What Is the Significance of the Contract?
Their fake relationship started with a contract. It’s only appropriate that they would begin the latest chapter of their lives with another contract. This time around, the role reverses, and Peter is the instigator. In the contract letter, he recalls their first meeting, something that Lara Jean has forgotten, revealing that they too have their “meet-cute” moment.
The contract reinforces their commitment to each other, regardless of their physical distance. As long as both are on the same page about their relationship and prepared to do the hard work, nothing will break them apart. Lara hears a song called “Beginning Middle End” at an NYU party while visiting New York. She wants it to be her’s and Peter’s song, but the latter is reluctant, as to him, it represents her inevitable departure. Later, however, Peter comes to share Lara Jean’s view on the song. For them, it serves as a promise that they will be together, always, forever.
Before they part ways, Lara Jean and Peter spend the night together. He takes the gift box she gave him with him to Stanford, except for the pictures they took at the photo booth, which go to New York with her. The film acknowledges that the audience might feel skeptical about the relationship’s survival but then declares its two lead characters to be unique.

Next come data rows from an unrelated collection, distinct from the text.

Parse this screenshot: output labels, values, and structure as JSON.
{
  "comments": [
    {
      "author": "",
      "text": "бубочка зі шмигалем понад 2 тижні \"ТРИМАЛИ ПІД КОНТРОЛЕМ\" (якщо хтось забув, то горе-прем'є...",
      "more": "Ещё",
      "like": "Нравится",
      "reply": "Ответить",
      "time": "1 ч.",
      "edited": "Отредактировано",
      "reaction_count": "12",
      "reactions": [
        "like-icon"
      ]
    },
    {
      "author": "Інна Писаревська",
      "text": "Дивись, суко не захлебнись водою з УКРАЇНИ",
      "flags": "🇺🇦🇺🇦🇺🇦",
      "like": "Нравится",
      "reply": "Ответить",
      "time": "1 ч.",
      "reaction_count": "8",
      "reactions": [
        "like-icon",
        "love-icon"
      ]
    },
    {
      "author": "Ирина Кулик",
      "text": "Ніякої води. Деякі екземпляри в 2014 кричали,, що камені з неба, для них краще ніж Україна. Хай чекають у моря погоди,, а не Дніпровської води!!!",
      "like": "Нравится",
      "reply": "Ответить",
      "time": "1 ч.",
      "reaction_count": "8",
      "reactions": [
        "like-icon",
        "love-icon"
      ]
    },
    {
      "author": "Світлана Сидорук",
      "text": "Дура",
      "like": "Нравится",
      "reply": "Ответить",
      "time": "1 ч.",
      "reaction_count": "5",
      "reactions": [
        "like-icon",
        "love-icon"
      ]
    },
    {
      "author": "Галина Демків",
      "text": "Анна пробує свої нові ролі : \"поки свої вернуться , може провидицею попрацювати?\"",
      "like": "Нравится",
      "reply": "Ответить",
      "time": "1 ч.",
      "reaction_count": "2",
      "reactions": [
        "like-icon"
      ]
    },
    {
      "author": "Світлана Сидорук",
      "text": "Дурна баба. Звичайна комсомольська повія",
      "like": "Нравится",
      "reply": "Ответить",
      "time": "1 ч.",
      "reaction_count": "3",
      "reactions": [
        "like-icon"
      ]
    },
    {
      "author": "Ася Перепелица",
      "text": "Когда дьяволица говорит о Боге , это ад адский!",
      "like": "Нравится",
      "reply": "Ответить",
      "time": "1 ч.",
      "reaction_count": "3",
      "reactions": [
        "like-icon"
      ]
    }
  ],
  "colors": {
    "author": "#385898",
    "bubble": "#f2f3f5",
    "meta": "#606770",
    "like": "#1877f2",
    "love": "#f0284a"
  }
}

It circles back to the beginning of the trilogy to reference the love letters, which now will serve as one of the modes of communication between Lara Jean and Peter.